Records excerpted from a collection
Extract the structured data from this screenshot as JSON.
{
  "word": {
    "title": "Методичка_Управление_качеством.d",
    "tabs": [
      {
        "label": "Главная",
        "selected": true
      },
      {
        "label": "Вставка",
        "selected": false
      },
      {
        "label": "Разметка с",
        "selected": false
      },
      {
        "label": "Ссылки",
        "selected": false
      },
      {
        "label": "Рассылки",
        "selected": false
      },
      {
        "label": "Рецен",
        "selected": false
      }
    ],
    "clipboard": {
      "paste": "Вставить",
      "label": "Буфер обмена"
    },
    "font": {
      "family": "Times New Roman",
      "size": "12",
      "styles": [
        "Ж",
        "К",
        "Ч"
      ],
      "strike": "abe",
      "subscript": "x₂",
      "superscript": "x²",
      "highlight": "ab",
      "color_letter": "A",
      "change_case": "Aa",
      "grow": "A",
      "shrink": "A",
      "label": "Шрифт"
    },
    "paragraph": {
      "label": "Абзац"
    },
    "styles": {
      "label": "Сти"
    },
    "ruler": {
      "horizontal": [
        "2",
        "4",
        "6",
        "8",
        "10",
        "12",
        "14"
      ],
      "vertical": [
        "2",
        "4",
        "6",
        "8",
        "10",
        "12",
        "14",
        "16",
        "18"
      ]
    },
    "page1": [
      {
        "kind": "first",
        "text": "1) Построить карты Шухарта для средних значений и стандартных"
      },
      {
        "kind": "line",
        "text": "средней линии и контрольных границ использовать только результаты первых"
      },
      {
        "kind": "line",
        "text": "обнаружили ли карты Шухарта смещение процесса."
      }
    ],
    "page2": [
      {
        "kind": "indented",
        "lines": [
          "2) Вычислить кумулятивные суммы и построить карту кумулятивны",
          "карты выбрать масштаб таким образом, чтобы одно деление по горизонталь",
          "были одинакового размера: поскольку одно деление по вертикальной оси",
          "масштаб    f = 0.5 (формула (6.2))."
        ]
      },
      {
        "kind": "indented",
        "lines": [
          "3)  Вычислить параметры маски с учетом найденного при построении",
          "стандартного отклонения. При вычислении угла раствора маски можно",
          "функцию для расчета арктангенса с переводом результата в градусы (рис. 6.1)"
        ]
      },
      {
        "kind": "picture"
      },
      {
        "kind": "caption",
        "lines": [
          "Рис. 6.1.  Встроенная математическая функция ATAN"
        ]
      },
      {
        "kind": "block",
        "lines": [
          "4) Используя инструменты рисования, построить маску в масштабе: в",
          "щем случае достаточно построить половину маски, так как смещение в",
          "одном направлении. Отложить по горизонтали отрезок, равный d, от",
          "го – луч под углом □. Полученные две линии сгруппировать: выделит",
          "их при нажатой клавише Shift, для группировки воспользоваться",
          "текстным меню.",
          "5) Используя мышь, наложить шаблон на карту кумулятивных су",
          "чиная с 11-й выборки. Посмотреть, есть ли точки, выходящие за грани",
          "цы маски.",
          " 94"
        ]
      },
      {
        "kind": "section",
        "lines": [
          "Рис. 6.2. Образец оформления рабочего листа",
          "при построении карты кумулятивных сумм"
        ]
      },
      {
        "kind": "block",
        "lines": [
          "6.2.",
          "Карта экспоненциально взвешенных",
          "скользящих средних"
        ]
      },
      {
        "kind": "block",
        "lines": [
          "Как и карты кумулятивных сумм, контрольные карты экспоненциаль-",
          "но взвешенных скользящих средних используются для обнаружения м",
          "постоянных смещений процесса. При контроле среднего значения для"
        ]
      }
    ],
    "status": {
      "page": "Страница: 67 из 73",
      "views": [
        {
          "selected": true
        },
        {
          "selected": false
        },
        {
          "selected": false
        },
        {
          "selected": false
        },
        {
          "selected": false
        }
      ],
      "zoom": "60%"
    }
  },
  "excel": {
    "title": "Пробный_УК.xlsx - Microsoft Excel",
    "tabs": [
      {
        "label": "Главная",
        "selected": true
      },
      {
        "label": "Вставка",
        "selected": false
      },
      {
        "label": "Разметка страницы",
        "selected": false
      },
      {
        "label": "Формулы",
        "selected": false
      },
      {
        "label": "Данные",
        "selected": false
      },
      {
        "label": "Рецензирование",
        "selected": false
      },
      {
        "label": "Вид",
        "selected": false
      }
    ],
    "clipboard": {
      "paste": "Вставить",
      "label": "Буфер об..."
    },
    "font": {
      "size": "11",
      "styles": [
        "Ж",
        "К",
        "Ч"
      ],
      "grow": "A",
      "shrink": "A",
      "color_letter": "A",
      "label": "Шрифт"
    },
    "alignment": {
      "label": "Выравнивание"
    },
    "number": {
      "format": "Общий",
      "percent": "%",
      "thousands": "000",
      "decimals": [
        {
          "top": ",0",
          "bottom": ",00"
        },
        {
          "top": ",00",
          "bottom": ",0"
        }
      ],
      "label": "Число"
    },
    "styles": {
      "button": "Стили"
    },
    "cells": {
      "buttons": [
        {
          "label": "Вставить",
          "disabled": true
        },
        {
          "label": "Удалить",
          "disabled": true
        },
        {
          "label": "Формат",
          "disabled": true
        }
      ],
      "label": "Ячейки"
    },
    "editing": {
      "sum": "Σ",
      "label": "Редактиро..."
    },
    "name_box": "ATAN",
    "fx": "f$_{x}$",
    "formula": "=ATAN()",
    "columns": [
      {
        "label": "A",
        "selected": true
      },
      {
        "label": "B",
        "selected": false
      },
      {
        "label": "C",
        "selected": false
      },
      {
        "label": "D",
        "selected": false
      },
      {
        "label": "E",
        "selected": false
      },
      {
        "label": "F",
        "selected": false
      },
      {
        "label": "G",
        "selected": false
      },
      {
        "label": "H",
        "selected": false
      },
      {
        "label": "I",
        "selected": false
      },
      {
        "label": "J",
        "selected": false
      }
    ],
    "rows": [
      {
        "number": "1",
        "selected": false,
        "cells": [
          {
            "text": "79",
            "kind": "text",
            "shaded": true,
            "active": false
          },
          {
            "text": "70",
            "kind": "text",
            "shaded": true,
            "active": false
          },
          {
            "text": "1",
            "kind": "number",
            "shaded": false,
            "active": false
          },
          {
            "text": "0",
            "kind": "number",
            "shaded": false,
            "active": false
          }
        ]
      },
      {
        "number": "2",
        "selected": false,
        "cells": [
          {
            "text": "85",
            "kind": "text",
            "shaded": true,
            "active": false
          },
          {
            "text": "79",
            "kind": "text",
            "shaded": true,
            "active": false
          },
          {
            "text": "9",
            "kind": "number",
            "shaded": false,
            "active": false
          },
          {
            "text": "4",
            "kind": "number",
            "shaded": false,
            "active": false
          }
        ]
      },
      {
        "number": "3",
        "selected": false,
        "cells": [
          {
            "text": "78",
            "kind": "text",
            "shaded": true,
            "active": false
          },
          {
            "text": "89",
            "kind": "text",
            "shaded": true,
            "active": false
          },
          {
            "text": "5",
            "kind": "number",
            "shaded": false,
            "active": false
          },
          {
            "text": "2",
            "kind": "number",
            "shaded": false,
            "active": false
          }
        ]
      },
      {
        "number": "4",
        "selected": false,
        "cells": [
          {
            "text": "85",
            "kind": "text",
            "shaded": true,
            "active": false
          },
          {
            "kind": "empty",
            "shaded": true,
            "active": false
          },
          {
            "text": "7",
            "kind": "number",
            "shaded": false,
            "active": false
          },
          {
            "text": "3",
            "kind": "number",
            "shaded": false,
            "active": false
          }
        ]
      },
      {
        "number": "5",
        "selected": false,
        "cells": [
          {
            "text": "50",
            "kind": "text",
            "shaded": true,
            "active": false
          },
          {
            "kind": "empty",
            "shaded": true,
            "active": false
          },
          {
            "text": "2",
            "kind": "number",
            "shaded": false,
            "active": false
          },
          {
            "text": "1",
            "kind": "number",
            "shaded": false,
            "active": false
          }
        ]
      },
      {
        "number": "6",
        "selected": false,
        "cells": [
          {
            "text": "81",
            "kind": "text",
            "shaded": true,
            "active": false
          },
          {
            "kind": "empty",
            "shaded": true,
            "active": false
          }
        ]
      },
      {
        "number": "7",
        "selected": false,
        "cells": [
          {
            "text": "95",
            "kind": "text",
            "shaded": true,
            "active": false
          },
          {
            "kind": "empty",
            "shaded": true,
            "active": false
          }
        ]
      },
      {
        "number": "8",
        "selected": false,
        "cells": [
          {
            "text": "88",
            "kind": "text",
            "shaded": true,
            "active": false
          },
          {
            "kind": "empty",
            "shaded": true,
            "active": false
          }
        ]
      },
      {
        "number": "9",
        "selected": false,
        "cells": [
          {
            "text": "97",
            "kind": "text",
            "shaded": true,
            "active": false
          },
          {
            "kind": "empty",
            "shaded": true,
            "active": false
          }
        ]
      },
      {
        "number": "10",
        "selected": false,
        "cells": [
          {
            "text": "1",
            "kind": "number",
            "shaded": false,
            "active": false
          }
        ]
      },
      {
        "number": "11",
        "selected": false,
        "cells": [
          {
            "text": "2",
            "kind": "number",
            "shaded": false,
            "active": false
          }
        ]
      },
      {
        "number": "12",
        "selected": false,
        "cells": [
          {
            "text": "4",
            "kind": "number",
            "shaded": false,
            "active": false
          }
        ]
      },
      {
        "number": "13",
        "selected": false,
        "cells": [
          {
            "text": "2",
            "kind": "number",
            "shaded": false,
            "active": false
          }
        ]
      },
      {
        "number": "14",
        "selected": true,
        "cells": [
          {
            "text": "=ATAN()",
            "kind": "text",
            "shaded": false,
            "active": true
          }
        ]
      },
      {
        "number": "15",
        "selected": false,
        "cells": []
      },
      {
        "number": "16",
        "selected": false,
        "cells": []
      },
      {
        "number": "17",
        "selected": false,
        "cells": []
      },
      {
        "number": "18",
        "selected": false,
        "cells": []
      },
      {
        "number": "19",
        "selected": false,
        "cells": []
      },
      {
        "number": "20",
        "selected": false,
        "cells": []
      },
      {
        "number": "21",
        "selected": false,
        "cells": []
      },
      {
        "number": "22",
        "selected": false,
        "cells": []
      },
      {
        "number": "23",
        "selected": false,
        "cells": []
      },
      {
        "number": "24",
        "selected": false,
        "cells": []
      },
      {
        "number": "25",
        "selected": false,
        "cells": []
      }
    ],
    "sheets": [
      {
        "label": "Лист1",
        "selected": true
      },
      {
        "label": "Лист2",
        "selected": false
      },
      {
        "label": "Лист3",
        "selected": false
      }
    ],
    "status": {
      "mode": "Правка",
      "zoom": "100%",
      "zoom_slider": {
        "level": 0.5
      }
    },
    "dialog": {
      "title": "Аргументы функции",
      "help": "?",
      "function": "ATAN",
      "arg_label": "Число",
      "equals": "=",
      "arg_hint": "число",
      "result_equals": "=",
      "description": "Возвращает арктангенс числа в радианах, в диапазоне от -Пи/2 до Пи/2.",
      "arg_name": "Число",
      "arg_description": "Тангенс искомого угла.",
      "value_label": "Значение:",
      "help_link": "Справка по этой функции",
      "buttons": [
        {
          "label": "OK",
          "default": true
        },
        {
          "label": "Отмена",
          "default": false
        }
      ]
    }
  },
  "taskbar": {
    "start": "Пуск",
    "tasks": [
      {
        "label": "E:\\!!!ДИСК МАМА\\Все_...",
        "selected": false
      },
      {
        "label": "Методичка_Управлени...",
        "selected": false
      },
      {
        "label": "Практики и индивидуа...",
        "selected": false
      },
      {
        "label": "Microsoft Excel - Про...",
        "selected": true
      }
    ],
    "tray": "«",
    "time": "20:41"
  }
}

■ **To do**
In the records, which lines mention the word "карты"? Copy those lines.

■ **Expected answer**
        "text": "1) Построить карты Шухарта для средних значений и стандартных"
        "text": "обнаружили ли карты Шухарта смещение процесса."
          "карты выбрать масштаб таким образом, чтобы одно деление по горизонталь",
          "при построении карты кумулятивных сумм"
          "Как и карты кумулятивных сумм, контрольные карты экспоненциаль-",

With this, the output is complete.